Data about app and page elements:
>>>>
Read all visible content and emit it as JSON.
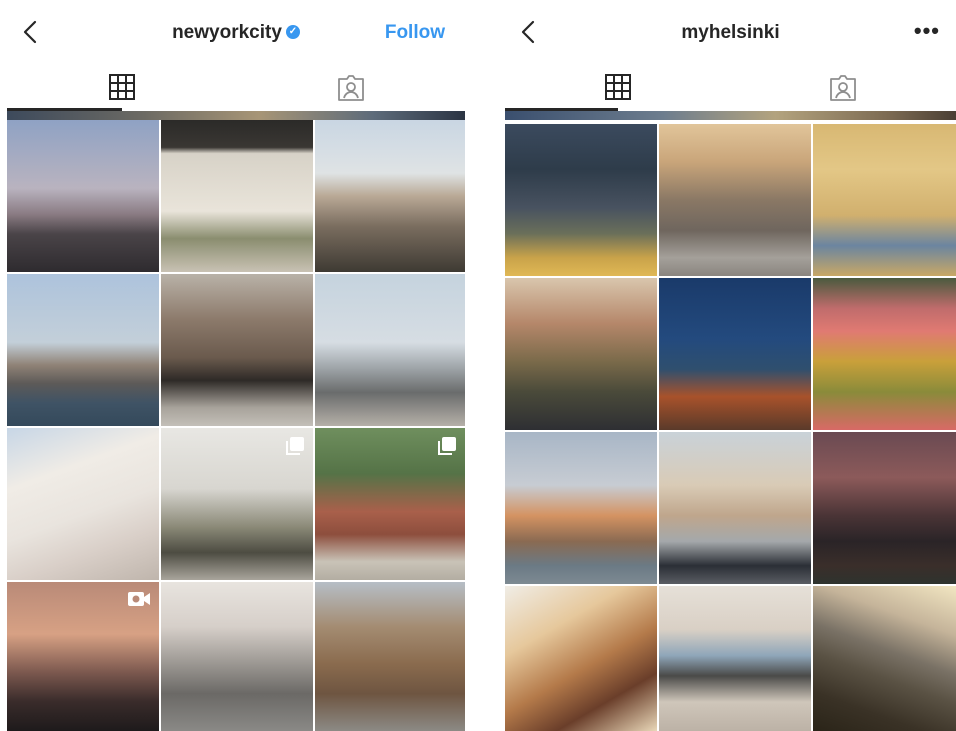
{
  "left_profile": {
    "username": "newyorkcity",
    "verified": true,
    "follow_label": "Follow",
    "tabs": [
      {
        "icon": "grid-icon",
        "active": true
      },
      {
        "icon": "tagged-person-icon",
        "active": false
      }
    ],
    "posts": [
      {
        "subject": "Manhattan skyline at dusk",
        "type": "photo"
      },
      {
        "subject": "Cafe storefront with outdoor seating",
        "type": "photo"
      },
      {
        "subject": "Brooklyn Bridge rooftop terrace",
        "type": "photo"
      },
      {
        "subject": "Lower Manhattan with sailboat",
        "type": "photo"
      },
      {
        "subject": "Brownstone street corner with bicycles",
        "type": "photo"
      },
      {
        "subject": "Observation deck binoculars",
        "type": "photo"
      },
      {
        "subject": "Washington Square Arch with cherry blossoms",
        "type": "photo"
      },
      {
        "subject": "Townhouse patio cafe",
        "type": "carousel"
      },
      {
        "subject": "Street corner with brick wall",
        "type": "carousel"
      },
      {
        "subject": "Brooklyn Bridge at sunset",
        "type": "video"
      },
      {
        "subject": "Skyline through blossoms",
        "type": "photo"
      },
      {
        "subject": "The Vessel",
        "type": "photo"
      }
    ]
  },
  "right_profile": {
    "username": "myhelsinki",
    "more_label": "•••",
    "tabs": [
      {
        "icon": "grid-icon",
        "active": true
      },
      {
        "icon": "tagged-person-icon",
        "active": false
      }
    ],
    "posts": [
      {
        "subject": "Glass pavilion with autumn leaves",
        "type": "photo"
      },
      {
        "subject": "Cobblestone square with bicycle",
        "type": "photo"
      },
      {
        "subject": "Yellow art nouveau facade",
        "type": "photo"
      },
      {
        "subject": "Colorful street at evening",
        "type": "photo"
      },
      {
        "subject": "Modern building at night",
        "type": "photo"
      },
      {
        "subject": "Aerial view of courtyard garden",
        "type": "photo"
      },
      {
        "subject": "River with autumn trees",
        "type": "photo"
      },
      {
        "subject": "Couple on rooftop",
        "type": "photo"
      },
      {
        "subject": "Fortress island at dusk",
        "type": "photo"
      },
      {
        "subject": "Spiral library interior",
        "type": "photo"
      },
      {
        "subject": "Bathroom with window view",
        "type": "photo"
      },
      {
        "subject": "Sunset over reeds",
        "type": "photo"
      }
    ]
  }
}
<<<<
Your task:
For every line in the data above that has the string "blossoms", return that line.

Response:
        "subject": "Washington Square Arch with cherry blossoms",
        "subject": "Skyline through blossoms",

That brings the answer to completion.